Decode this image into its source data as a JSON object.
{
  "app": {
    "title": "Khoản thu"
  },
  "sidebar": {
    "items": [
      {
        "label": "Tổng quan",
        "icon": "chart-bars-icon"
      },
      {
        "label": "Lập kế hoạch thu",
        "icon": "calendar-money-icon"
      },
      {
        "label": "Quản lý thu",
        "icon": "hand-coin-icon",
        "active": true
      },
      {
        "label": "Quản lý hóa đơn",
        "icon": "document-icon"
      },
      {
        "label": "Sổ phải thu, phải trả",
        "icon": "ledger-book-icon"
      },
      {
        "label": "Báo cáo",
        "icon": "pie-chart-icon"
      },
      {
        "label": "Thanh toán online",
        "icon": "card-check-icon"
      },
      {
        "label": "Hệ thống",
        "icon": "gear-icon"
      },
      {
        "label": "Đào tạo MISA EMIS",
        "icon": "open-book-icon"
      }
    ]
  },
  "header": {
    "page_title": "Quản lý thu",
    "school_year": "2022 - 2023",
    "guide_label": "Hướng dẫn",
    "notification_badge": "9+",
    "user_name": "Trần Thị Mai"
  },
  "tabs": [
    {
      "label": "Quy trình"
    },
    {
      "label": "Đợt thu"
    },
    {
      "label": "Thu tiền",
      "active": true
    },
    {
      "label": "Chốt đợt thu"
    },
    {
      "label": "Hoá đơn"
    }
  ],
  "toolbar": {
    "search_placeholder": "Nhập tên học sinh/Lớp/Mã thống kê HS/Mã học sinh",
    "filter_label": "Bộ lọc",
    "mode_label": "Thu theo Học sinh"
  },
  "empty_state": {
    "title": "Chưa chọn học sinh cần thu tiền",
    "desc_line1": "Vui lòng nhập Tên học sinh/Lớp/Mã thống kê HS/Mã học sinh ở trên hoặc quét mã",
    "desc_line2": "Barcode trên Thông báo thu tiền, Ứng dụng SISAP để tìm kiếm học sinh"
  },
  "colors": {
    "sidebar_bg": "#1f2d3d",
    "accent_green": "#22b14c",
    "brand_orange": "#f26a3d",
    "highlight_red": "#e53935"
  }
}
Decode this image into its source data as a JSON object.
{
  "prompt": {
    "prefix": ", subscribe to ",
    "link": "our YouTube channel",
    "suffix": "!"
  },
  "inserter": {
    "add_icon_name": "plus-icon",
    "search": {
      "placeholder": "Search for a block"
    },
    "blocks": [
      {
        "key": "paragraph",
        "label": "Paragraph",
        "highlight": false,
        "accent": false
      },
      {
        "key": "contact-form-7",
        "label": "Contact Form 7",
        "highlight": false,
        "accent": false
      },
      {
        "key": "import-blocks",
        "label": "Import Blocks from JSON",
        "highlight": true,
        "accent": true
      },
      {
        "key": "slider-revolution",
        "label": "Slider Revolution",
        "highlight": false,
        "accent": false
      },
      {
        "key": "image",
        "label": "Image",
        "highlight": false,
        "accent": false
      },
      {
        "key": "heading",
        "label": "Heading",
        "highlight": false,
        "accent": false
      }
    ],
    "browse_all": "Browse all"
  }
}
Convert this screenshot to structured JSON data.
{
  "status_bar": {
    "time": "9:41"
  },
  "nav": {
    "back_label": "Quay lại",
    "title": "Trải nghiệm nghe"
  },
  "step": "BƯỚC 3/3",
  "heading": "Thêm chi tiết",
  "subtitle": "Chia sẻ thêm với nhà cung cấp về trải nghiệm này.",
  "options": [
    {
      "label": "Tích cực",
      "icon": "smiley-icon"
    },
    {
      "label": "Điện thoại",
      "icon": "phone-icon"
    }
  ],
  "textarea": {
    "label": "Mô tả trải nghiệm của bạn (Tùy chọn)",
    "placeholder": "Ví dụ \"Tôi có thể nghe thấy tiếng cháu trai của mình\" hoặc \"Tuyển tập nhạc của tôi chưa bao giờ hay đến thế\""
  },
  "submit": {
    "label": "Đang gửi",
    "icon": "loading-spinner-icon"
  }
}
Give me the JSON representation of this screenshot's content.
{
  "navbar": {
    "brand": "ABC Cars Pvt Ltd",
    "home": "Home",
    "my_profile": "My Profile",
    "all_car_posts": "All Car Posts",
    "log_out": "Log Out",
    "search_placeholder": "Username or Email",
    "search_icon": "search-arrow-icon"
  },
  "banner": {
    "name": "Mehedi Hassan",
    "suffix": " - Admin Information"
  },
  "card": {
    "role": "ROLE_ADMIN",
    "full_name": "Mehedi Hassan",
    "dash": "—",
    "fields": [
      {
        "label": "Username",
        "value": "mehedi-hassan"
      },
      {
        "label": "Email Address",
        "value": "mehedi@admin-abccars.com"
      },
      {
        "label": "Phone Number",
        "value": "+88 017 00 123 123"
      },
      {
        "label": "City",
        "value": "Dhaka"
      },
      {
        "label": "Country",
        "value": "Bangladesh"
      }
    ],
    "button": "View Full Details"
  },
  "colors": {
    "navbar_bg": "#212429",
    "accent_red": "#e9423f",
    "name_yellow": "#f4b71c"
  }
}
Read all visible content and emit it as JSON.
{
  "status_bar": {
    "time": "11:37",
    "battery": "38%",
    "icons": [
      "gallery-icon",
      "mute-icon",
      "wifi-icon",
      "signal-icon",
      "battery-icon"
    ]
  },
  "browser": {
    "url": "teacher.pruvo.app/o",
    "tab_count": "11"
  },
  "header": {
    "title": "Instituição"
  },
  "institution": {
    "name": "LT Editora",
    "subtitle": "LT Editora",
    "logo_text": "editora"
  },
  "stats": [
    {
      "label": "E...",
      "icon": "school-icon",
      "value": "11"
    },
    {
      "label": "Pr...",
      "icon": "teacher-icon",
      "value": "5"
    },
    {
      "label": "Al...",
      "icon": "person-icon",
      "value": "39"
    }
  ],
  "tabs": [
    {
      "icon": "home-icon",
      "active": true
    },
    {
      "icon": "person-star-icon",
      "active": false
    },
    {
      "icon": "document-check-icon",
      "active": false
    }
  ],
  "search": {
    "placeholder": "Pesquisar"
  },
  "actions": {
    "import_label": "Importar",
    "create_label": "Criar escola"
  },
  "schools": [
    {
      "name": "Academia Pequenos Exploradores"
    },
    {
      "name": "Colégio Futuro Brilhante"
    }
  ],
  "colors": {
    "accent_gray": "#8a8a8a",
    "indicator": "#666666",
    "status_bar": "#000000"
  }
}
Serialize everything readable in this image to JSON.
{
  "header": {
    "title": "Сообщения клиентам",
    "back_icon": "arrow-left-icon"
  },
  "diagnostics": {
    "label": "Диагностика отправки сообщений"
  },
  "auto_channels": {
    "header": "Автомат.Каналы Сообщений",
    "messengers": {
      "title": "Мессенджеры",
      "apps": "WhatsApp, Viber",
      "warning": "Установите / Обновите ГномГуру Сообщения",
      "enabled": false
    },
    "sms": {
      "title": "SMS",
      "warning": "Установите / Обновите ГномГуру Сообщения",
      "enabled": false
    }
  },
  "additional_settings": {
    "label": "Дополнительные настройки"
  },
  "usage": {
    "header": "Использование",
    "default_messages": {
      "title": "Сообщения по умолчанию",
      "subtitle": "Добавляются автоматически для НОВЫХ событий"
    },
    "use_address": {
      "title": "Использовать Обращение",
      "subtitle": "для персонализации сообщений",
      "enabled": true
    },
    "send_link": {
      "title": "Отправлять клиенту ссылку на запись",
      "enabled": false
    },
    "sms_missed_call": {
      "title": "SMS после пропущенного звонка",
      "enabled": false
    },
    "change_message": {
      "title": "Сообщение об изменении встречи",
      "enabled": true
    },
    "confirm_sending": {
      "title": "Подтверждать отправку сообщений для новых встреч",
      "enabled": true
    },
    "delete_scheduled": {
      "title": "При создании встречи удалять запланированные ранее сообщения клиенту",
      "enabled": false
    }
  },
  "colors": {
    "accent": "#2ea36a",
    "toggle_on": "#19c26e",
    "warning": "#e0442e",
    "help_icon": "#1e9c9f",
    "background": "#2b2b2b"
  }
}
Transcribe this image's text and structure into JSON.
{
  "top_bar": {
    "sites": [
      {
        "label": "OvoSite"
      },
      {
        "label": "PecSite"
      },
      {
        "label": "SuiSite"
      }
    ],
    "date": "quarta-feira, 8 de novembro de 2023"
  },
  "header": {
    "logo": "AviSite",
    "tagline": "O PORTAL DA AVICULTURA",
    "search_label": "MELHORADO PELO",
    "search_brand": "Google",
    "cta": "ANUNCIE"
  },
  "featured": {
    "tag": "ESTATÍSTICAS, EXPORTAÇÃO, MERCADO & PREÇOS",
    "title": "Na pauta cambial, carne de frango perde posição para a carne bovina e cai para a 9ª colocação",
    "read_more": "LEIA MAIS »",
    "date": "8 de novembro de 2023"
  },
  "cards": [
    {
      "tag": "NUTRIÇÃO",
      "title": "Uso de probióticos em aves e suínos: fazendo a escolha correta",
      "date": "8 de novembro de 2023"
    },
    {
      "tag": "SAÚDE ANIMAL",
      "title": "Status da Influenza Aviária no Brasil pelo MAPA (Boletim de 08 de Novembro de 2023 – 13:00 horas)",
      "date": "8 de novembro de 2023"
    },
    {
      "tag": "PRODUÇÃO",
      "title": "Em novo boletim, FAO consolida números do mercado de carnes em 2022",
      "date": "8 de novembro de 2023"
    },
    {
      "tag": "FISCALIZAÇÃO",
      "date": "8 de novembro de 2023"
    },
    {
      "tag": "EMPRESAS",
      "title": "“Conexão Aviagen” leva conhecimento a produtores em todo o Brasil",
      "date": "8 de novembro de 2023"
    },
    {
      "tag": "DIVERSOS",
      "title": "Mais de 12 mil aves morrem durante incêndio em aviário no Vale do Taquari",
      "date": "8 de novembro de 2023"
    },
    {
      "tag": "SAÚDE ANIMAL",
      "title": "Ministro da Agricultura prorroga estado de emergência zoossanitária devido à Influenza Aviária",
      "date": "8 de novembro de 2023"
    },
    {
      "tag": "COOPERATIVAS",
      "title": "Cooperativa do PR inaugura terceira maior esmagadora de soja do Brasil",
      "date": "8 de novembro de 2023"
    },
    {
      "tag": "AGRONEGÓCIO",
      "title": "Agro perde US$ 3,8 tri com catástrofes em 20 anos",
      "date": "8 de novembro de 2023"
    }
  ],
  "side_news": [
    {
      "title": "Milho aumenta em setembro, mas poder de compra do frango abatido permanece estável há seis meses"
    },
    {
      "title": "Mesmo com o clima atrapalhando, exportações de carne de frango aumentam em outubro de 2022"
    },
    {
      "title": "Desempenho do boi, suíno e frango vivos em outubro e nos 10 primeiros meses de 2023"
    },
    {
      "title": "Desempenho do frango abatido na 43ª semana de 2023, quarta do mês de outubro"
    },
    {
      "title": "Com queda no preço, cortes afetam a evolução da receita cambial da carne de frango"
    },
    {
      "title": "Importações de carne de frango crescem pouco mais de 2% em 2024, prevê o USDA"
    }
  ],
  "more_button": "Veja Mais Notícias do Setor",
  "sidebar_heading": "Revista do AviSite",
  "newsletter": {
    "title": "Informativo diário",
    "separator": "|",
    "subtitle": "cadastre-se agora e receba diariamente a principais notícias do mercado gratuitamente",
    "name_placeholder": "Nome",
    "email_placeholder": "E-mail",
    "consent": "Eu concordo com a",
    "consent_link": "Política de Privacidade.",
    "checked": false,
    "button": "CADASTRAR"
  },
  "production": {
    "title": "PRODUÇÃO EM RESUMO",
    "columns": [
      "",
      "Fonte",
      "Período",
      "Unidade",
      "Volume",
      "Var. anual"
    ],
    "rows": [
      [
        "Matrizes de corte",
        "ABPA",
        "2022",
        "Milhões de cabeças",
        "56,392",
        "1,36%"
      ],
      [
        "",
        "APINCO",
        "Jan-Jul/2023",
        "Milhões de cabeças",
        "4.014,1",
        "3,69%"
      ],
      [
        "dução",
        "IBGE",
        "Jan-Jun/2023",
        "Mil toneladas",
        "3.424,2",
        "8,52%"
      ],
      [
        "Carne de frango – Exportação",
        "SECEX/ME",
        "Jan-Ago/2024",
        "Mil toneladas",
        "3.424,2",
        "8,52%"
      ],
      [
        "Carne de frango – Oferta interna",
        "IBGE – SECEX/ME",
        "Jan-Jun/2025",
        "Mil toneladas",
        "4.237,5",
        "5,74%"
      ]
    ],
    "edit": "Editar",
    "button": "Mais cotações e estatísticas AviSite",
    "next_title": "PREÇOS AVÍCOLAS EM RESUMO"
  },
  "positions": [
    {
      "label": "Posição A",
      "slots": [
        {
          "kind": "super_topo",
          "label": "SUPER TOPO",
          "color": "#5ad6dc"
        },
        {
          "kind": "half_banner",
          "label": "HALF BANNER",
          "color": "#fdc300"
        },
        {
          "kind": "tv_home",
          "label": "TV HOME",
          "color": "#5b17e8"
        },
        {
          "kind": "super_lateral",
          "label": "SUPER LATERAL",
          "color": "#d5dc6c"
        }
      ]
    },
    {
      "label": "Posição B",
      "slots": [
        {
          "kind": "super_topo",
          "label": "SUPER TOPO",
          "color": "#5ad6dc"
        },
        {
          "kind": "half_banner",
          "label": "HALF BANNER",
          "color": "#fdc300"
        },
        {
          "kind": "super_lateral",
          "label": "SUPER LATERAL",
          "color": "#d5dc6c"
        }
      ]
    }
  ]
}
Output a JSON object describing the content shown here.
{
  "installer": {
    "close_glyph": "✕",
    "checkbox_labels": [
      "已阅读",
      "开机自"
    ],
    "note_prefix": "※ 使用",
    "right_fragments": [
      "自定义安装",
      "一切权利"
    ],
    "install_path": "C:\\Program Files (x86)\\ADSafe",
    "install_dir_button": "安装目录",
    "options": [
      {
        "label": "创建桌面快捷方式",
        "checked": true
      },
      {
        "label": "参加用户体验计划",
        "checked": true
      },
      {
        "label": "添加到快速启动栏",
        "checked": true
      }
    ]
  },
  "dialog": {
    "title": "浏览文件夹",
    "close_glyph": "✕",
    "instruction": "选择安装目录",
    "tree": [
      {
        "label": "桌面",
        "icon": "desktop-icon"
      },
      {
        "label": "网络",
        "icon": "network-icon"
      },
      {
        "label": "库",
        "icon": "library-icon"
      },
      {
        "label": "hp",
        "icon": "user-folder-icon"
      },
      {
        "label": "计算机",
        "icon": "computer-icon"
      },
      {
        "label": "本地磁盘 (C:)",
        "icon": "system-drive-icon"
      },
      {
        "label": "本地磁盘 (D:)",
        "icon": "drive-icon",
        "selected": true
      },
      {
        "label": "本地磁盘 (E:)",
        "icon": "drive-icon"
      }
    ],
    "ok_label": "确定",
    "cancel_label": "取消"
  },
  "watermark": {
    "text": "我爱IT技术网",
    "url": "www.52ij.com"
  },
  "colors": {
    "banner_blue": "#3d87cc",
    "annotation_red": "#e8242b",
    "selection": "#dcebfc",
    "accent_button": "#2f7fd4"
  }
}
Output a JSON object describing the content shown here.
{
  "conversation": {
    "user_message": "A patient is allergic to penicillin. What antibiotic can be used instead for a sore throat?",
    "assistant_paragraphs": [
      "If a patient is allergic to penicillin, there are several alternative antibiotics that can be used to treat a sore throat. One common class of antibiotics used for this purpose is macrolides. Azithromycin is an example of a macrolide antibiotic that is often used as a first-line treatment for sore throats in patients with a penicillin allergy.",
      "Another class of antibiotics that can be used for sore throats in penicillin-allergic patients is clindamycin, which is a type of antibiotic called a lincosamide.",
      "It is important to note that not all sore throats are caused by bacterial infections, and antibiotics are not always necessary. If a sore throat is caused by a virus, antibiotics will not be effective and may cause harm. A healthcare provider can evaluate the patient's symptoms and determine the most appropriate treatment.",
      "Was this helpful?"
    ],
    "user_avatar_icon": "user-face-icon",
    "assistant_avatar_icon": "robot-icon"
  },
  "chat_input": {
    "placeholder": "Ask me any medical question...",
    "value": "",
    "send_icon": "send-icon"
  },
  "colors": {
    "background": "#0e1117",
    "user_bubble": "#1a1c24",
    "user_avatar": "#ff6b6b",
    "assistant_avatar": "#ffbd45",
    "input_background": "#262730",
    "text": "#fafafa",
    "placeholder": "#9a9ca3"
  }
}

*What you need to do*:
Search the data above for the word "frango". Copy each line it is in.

*Exercise answer*:
    "title": "Na pauta cambial, carne de frango perde posição para a carne bovina e cai para a 9ª colocação",
      "title": "Milho aumenta em setembro, mas poder de compra do frango abatido permanece estável há seis meses"
      "title": "Mesmo com o clima atrapalhando, exportações de carne de frango aumentam em outubro de 2022"
      "title": "Desempenho do boi, suíno e frango vivos em outubro e nos 10 primeiros meses de 2023"
      "title": "Desempenho do frango abatido na 43ª semana de 2023, quarta do mês de outubro"
      "title": "Com queda no preço, cortes afetam a evolução da receita cambial da carne de frango"
      "title": "Importações de carne de frango crescem pouco mais de 2% em 2024, prevê o USDA"
        "Carne de frango – Exportação",
        "Carne de frango – Oferta interna",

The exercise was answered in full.